→ REQUIRED ACTION
Copy out the listing in full, exactly as written, but not its pictures.

::: RAW DATA :::

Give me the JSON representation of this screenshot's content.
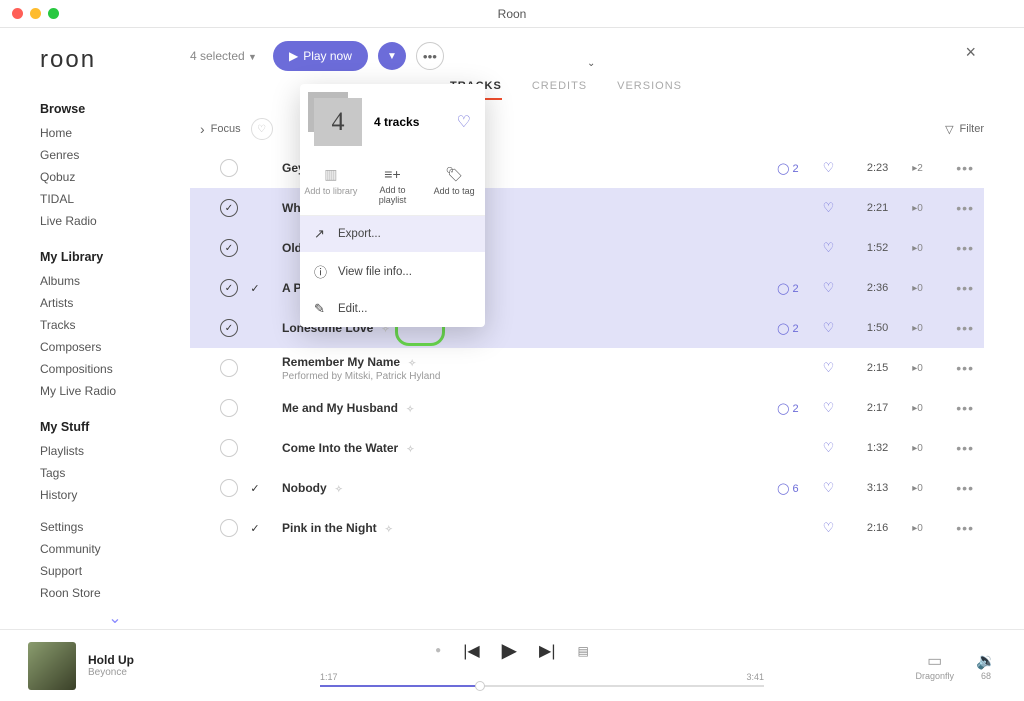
{
  "window": {
    "title": "Roon"
  },
  "app": {
    "logo": "roon"
  },
  "topbar": {
    "selected_label": "4 selected",
    "play_now": "Play now",
    "close": "×"
  },
  "tabs": {
    "tracks": "TRACKS",
    "credits": "CREDITS",
    "versions": "VERSIONS"
  },
  "filterbar": {
    "focus": "Focus",
    "filter": "Filter"
  },
  "sidebar": {
    "browse_title": "Browse",
    "browse": [
      "Home",
      "Genres",
      "Qobuz",
      "TIDAL",
      "Live Radio"
    ],
    "library_title": "My Library",
    "library": [
      "Albums",
      "Artists",
      "Tracks",
      "Composers",
      "Compositions",
      "My Live Radio"
    ],
    "stuff_title": "My Stuff",
    "stuff": [
      "Playlists",
      "Tags",
      "History"
    ],
    "footer": [
      "Settings",
      "Community",
      "Support",
      "Roon Store"
    ]
  },
  "popup": {
    "count_glyph": "4",
    "tracks_label": "4 tracks",
    "add_library": "Add to library",
    "add_playlist": "Add to playlist",
    "add_tag": "Add to tag",
    "export": "Export...",
    "view_file": "View file info...",
    "edit": "Edit..."
  },
  "tracks": [
    {
      "selected": false,
      "pick": false,
      "title": "Gey",
      "plays": "2",
      "heart": true,
      "dur": "2:23",
      "pc": "2",
      "row_sel": false,
      "truncated": true,
      "sub": ""
    },
    {
      "selected": true,
      "pick": false,
      "title": "Wh",
      "plays": "",
      "heart": true,
      "dur": "2:21",
      "pc": "0",
      "row_sel": true,
      "truncated": true,
      "sub": ""
    },
    {
      "selected": true,
      "pick": false,
      "title": "Old",
      "plays": "",
      "heart": true,
      "dur": "1:52",
      "pc": "0",
      "row_sel": true,
      "truncated": true,
      "sub": ""
    },
    {
      "selected": true,
      "pick": true,
      "title": "A Pearl",
      "plays": "2",
      "heart": true,
      "dur": "2:36",
      "pc": "0",
      "row_sel": true,
      "truncated": false,
      "sub": ""
    },
    {
      "selected": true,
      "pick": false,
      "title": "Lonesome Love",
      "plays": "2",
      "heart": true,
      "dur": "1:50",
      "pc": "0",
      "row_sel": true,
      "truncated": false,
      "sub": ""
    },
    {
      "selected": false,
      "pick": false,
      "title": "Remember My Name",
      "plays": "",
      "heart": true,
      "dur": "2:15",
      "pc": "0",
      "row_sel": false,
      "truncated": false,
      "sub": "Performed by Mitski, Patrick Hyland"
    },
    {
      "selected": false,
      "pick": false,
      "title": "Me and My Husband",
      "plays": "2",
      "heart": true,
      "dur": "2:17",
      "pc": "0",
      "row_sel": false,
      "truncated": false,
      "sub": ""
    },
    {
      "selected": false,
      "pick": false,
      "title": "Come Into the Water",
      "plays": "",
      "heart": true,
      "dur": "1:32",
      "pc": "0",
      "row_sel": false,
      "truncated": false,
      "sub": ""
    },
    {
      "selected": false,
      "pick": true,
      "title": "Nobody",
      "plays": "6",
      "heart": true,
      "dur": "3:13",
      "pc": "0",
      "row_sel": false,
      "truncated": false,
      "sub": ""
    },
    {
      "selected": false,
      "pick": true,
      "title": "Pink in the Night",
      "plays": "",
      "heart": true,
      "dur": "2:16",
      "pc": "0",
      "row_sel": false,
      "truncated": false,
      "sub": ""
    }
  ],
  "player": {
    "title": "Hold Up",
    "artist": "Beyonce",
    "elapsed": "1:17",
    "total": "3:41",
    "zone": "Dragonfly",
    "volume": "68"
  }
}
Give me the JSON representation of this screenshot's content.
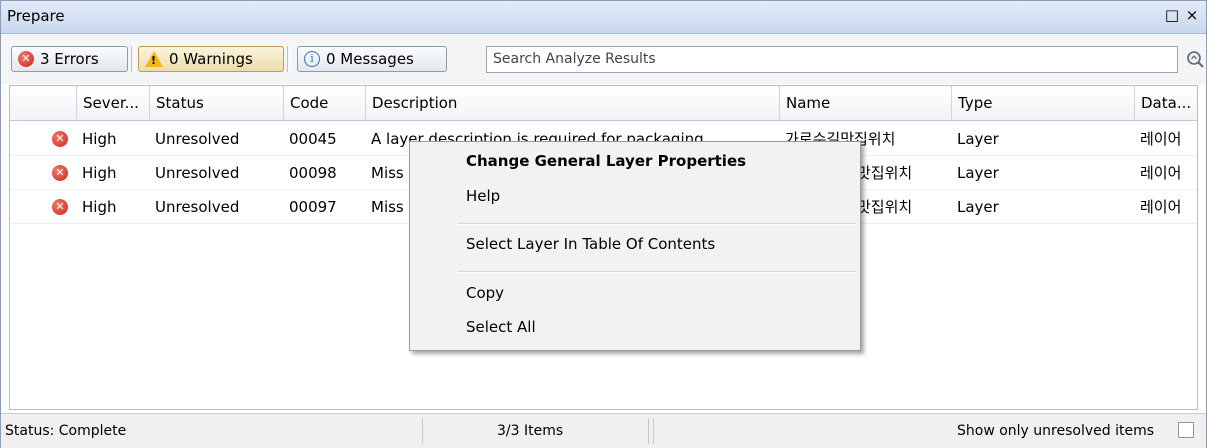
{
  "panel": {
    "title": "Prepare",
    "maximize_glyph": "□",
    "close_glyph": "×"
  },
  "filters": {
    "errors_label": "3 Errors",
    "warnings_label": "0 Warnings",
    "messages_label": "0 Messages"
  },
  "search": {
    "placeholder": "Search Analyze Results"
  },
  "table": {
    "columns": [
      "Sever...",
      "Status",
      "Code",
      "Description",
      "Name",
      "Type",
      "Data..."
    ],
    "rows": [
      {
        "severity": "High",
        "status": "Unresolved",
        "code": "00045",
        "description": "A layer description is required for packaging",
        "name": "가로수길맛집위치",
        "type": "Layer",
        "data": "레이어"
      },
      {
        "severity": "High",
        "status": "Unresolved",
        "code": "00098",
        "description": "Miss",
        "name": "맛집위치",
        "type": "Layer",
        "data": "레이어"
      },
      {
        "severity": "High",
        "status": "Unresolved",
        "code": "00097",
        "description": "Miss",
        "name": "맛집위치",
        "type": "Layer",
        "data": "레이어"
      }
    ]
  },
  "context_menu": {
    "items": [
      "Change General Layer Properties",
      "Help",
      "Select Layer In Table Of Contents",
      "Copy",
      "Select All"
    ]
  },
  "statusbar": {
    "status": "Status: Complete",
    "items": "3/3 Items",
    "unresolved_label": "Show only unresolved items"
  },
  "colors": {
    "error": "#c8261a",
    "warning": "#f0b918",
    "info": "#3a6fc4",
    "titlebar": "#c9d8ee"
  }
}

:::

→ ANSWER TO THE EXERCISE
Give me the JSON representation of this screenshot's content.
{
  "window": {
    "title": "Roon"
  },
  "app": {
    "logo": "roon"
  },
  "topbar": {
    "selected_label": "4 selected",
    "play_now": "Play now",
    "close": "×"
  },
  "tabs": {
    "tracks": "TRACKS",
    "credits": "CREDITS",
    "versions": "VERSIONS"
  },
  "filterbar": {
    "focus": "Focus",
    "filter": "Filter"
  },
  "sidebar": {
    "browse_title": "Browse",
    "browse": [
      "Home",
      "Genres",
      "Qobuz",
      "TIDAL",
      "Live Radio"
    ],
    "library_title": "My Library",
    "library": [
      "Albums",
      "Artists",
      "Tracks",
      "Composers",
      "Compositions",
      "My Live Radio"
    ],
    "stuff_title": "My Stuff",
    "stuff": [
      "Playlists",
      "Tags",
      "History"
    ],
    "footer": [
      "Settings",
      "Community",
      "Support",
      "Roon Store"
    ]
  },
  "popup": {
    "count_glyph": "4",
    "tracks_label": "4 tracks",
    "add_library": "Add to library",
    "add_playlist": "Add to playlist",
    "add_tag": "Add to tag",
    "export": "Export...",
    "view_file": "View file info...",
    "edit": "Edit..."
  },
  "tracks": [
    {
      "selected": false,
      "pick": false,
      "title": "Gey",
      "plays": "2",
      "heart": true,
      "dur": "2:23",
      "pc": "2",
      "row_sel": false,
      "truncated": true,
      "sub": ""
    },
    {
      "selected": true,
      "pick": false,
      "title": "Wh",
      "plays": "",
      "heart": true,
      "dur": "2:21",
      "pc": "0",
      "row_sel": true,
      "truncated": true,
      "sub": ""
    },
    {
      "selected": true,
      "pick": false,
      "title": "Old",
      "plays": "",
      "heart": true,
      "dur": "1:52",
      "pc": "0",
      "row_sel": true,
      "truncated": true,
      "sub": ""
    },
    {
      "selected": true,
      "pick": true,
      "title": "A Pearl",
      "plays": "2",
      "heart": true,
      "dur": "2:36",
      "pc": "0",
      "row_sel": true,
      "truncated": false,
      "sub": ""
    },
    {
      "selected": true,
      "pick": false,
      "title": "Lonesome Love",
      "plays": "2",
      "heart": true,
      "dur": "1:50",
      "pc": "0",
      "row_sel": true,
      "truncated": false,
      "sub": ""
    },
    {
      "selected": false,
      "pick": false,
      "title": "Remember My Name",
      "plays": "",
      "heart": true,
      "dur": "2:15",
      "pc": "0",
      "row_sel": false,
      "truncated": false,
      "sub": "Performed by Mitski, Patrick Hyland"
    },
    {
      "selected": false,
      "pick": false,
      "title": "Me and My Husband",
      "plays": "2",
      "heart": true,
      "dur": "2:17",
      "pc": "0",
      "row_sel": false,
      "truncated": false,
      "sub": ""
    },
    {
      "selected": false,
      "pick": false,
      "title": "Come Into the Water",
      "plays": "",
      "heart": true,
      "dur": "1:32",
      "pc": "0",
      "row_sel": false,
      "truncated": false,
      "sub": ""
    },
    {
      "selected": false,
      "pick": true,
      "title": "Nobody",
      "plays": "6",
      "heart": true,
      "dur": "3:13",
      "pc": "0",
      "row_sel": false,
      "truncated": false,
      "sub": ""
    },
    {
      "selected": false,
      "pick": true,
      "title": "Pink in the Night",
      "plays": "",
      "heart": true,
      "dur": "2:16",
      "pc": "0",
      "row_sel": false,
      "truncated": false,
      "sub": ""
    }
  ],
  "player": {
    "title": "Hold Up",
    "artist": "Beyonce",
    "elapsed": "1:17",
    "total": "3:41",
    "zone": "Dragonfly",
    "volume": "68"
  }
}
Give me the JSON representation of this screenshot's content.
{
  "panel": {
    "title": "Prepare",
    "maximize_glyph": "□",
    "close_glyph": "×"
  },
  "filters": {
    "errors_label": "3 Errors",
    "warnings_label": "0 Warnings",
    "messages_label": "0 Messages"
  },
  "search": {
    "placeholder": "Search Analyze Results"
  },
  "table": {
    "columns": [
      "Sever...",
      "Status",
      "Code",
      "Description",
      "Name",
      "Type",
      "Data..."
    ],
    "rows": [
      {
        "severity": "High",
        "status": "Unresolved",
        "code": "00045",
        "description": "A layer description is required for packaging",
        "name": "가로수길맛집위치",
        "type": "Layer",
        "data": "레이어"
      },
      {
        "severity": "High",
        "status": "Unresolved",
        "code": "00098",
        "description": "Miss",
        "name": "맛집위치",
        "type": "Layer",
        "data": "레이어"
      },
      {
        "severity": "High",
        "status": "Unresolved",
        "code": "00097",
        "description": "Miss",
        "name": "맛집위치",
        "type": "Layer",
        "data": "레이어"
      }
    ]
  },
  "context_menu": {
    "items": [
      "Change General Layer Properties",
      "Help",
      "Select Layer In Table Of Contents",
      "Copy",
      "Select All"
    ]
  },
  "statusbar": {
    "status": "Status: Complete",
    "items": "3/3 Items",
    "unresolved_label": "Show only unresolved items"
  },
  "colors": {
    "error": "#c8261a",
    "warning": "#f0b918",
    "info": "#3a6fc4",
    "titlebar": "#c9d8ee"
  }
}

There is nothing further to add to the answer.